Affiliations: [a] Istituto di Scienze degli Alimenti e della Nutrizione, Facoltà di Scienze Agrarie, Alimentari ed Ambientali, Università Cattolica del Sacro Cuore, Piacenza, Italy | [b] Istituto Europeo di Oncologia, Divisione di Epidemiologia e Biostatistica, Milano, Italy | [c] Servizio di Dietetica, Policlinico “Agostino Gemelli”, Università Cattolica del Sacro Cuore, Roma, Italy
Corresponding author: Francesca Maria Cicognini, Istituto di Scienze degli Alimenti e della Nutrizione, Facoltà di Scienze Agrarie, Alimentari ed Ambientali, Università Cattolica del Sacro Cuore, Via Emilia Parmense 84, 29122 Piacenza, Italy. Tel.: +39 0523 599 433; Fax: +39 0523 599 259; E-mail: email@example.com.
Abstract: BACKGROUND:CLA isomers were proposed as factors affecting human health, although it is nowadays not clear if positively or not. The consciousness of CLA amount in foods is thus needed. OBJECTIVE:To investigate the CLA intake between male and female and the role of each food as CLA source and to complete the database on CLA content in Italian foods. METHODS:A three-days food questionnaire was administered to a cohort of 40 healthy students ranging from 19 to 25 years old. Data from the food diaries were combined with the database on CLA content in foods.

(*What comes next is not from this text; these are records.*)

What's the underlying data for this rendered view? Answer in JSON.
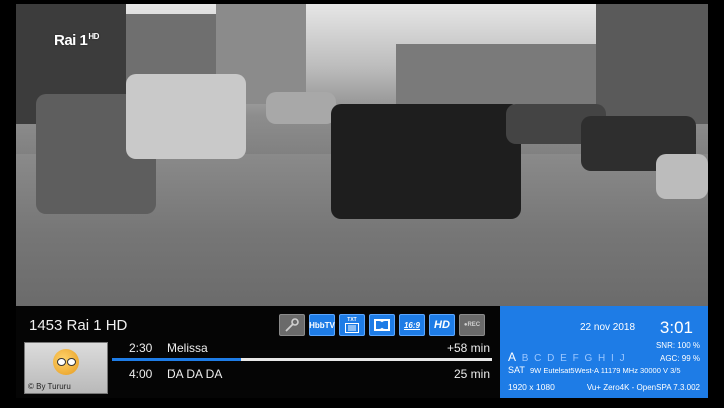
{
  "channel_logo": {
    "name": "Rai 1",
    "suffix": "HD"
  },
  "infobar": {
    "channel": "1453 Rai 1 HD",
    "icons": [
      {
        "name": "key-icon",
        "label": "",
        "active": false
      },
      {
        "name": "hbbtv-icon",
        "label": "HbbTV",
        "active": true
      },
      {
        "name": "teletext-icon",
        "label": "TXT",
        "active": true
      },
      {
        "name": "dolby-icon",
        "label": "",
        "active": true
      },
      {
        "name": "aspect-icon",
        "label": "16:9",
        "active": true
      },
      {
        "name": "hd-icon",
        "label": "HD",
        "active": true
      },
      {
        "name": "rec-icon",
        "label": "●REC",
        "active": false
      }
    ],
    "picon_brand": "© By Tururu",
    "now": {
      "time": "2:30",
      "title": "Melissa",
      "remaining": "+58 min",
      "progress": 0.34
    },
    "next": {
      "time": "4:00",
      "title": "DA DA DA",
      "duration": "25 min"
    }
  },
  "status": {
    "date": "22 nov 2018",
    "clock": "3:01",
    "snr": "SNR:  100 %",
    "agc": "AGC:  99 %",
    "letters": [
      "A",
      "B",
      "C",
      "D",
      "E",
      "F",
      "G",
      "H",
      "I",
      "J"
    ],
    "active_letter": "A",
    "sat_label": "SAT",
    "sat_info": "9W Eutelsat5West-A 11179 MHz 30000 V 3/5",
    "resolution": "1920 x 1080",
    "firmware": "Vu+ Zero4K - OpenSPA 7.3.002"
  },
  "colors": {
    "accent": "#1e7ce6",
    "bar_bg": "#050505"
  }
}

RESULTS:In our cohort the calculated average daily CLA intake was 130.8 mg overall: males daily consumed 164.86 mg of CLA, while females 96.65 mg. Cheese accounted for more than 62% of CLA intake (P < 0.05). Milk is the second food for contribution to CLA intake (16.25 mg/day; P < 0.05), while yoghurt, meat and confectionery showed a minor contribution (8.17, 5.15, and 4.91 mg/day, respectively; P < 0.05). CONCLUSIONS:CLA intake in our cohort was lower than value proposed as biologically relevant (3 g/day). Dairy foods were the most relevant sources of CLA in both sexes.